The teenage lads seem restless, I can see them picking up stones and empty milk bottles. Red shoulders the baton gun and I fetch up a couple of rotten eggs. A face-full of egg can knock the wind out of someone pretty fast. The Lance Corporal suggests we do an hour at the top of Chapel Street though and we pull off amidst erratically launched stones and shouted abuse.
Red shakes his head. ‘What do you do if you see a Catholic boy running across a field with half his face blown off?’ he says over the growling engine.
‘Stop laughing and reload.’
It’s dark a few wintery hours later; we’re stopped at the Pomeroy Royal Ulster Constabulary Station for some cheese on toast and mugs of tea. I take the last bite as two red transit vans pull into the car park and screech to a stop, we see them on the CCTV screens. It’s a cold night. Rain turns to snow and turns back to rain, lightly drifting down like feathers, invisible apart from where there’re security lights. We hear the punch-code being typed in and a Sergeant comes in shivering and slapping the rain off his dpm jacket. He pours himself a tea from the flask on the table and then in a low voice orders our multiple into the back of the CPVs – Covert Patrol Vehicles – or plain old unmarked vans. The lads chew on crusts as we whistle up the B4 back towards the base.

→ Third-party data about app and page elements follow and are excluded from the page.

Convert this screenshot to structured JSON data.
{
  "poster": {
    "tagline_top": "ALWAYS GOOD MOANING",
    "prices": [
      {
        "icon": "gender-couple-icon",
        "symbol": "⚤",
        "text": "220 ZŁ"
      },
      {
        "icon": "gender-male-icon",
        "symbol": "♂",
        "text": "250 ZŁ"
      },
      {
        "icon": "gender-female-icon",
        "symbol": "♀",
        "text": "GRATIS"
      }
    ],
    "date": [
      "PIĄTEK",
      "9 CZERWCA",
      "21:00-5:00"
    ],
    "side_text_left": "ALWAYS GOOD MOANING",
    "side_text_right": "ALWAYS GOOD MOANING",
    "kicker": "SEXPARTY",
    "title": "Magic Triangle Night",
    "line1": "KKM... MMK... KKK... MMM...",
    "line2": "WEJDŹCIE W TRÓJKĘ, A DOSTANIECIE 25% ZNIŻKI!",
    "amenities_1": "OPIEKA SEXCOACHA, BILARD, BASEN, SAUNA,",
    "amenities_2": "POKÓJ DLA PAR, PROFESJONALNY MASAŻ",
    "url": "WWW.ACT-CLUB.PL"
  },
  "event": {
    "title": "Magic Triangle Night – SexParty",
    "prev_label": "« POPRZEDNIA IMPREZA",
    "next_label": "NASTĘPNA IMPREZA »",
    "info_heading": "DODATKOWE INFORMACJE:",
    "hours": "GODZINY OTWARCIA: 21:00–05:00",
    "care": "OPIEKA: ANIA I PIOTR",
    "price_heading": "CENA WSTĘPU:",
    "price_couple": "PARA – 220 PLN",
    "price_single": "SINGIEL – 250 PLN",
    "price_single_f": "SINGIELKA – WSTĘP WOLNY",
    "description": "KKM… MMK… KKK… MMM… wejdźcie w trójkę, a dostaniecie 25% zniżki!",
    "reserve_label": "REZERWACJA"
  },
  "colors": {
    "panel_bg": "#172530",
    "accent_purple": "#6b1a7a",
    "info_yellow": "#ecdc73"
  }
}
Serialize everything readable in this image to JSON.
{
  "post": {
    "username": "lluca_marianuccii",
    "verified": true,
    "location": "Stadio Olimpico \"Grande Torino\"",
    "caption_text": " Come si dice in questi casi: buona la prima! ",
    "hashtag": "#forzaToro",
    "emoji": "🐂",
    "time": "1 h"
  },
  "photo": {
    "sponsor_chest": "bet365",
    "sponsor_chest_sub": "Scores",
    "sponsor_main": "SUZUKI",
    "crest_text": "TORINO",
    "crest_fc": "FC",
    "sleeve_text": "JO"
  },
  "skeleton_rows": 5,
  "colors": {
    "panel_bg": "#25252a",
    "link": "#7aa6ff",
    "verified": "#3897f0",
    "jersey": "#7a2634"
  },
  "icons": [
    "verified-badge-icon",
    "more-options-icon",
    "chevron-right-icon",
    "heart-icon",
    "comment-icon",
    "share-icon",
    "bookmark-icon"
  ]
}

I keep thinking about home – like before I was married – before I even left – like when I was a kid. It’s strange – it’s because its dad’s house I’m going back to, not Elaine’s mums like usual, camped out in her spare room, sleeping between the legs of her dad’s model train set table. The house I grew up in is mine since both mum and dad are dead now. My dad left it how it was when mum was alive; I expect it’s a pig-sty. I’m nervous and excited. I’ve had little more than two days doing nothing in the twenty two weeks I’ve been here. My hands ache with holding my gat, my feet are battered and my back is creasing. Maybe ten years ago this was fun, but now I’m knackered. I’m becoming tetchy. Getting scared of trips like this – cruising down back streets with our lights off. Twelve armed men in two unmarked vans. They never tell us what we’re doing, so you kind of forget what you did afterwards because it wasn’t clear; because it didn’t have a name. I have almost no clear memories of my time here. Just that it’s been constantly night, cold and terrifying.
I’ve spent the five years I’ve been married between Berlin and Northern Ireland, and the thought of going back to Elaine makes me a little nervous. I don’t know what I’ve got to be nervous about. Our calls recently have become shorter and shorter. I think I haven’t anything to say to her and she must think the same thing.
‘Anyway you can tell me all about it when you get back,’ she’s started saying, cutting the call short before we have any uncomfortable silences. I don’t know what she means, what does she want me to tell her about? Mud, rain and dark nights. The occasional half brick glancing off my helmet, the infrequent gob full of spit in my face, the constant fear of sniper shots or petrol bombs.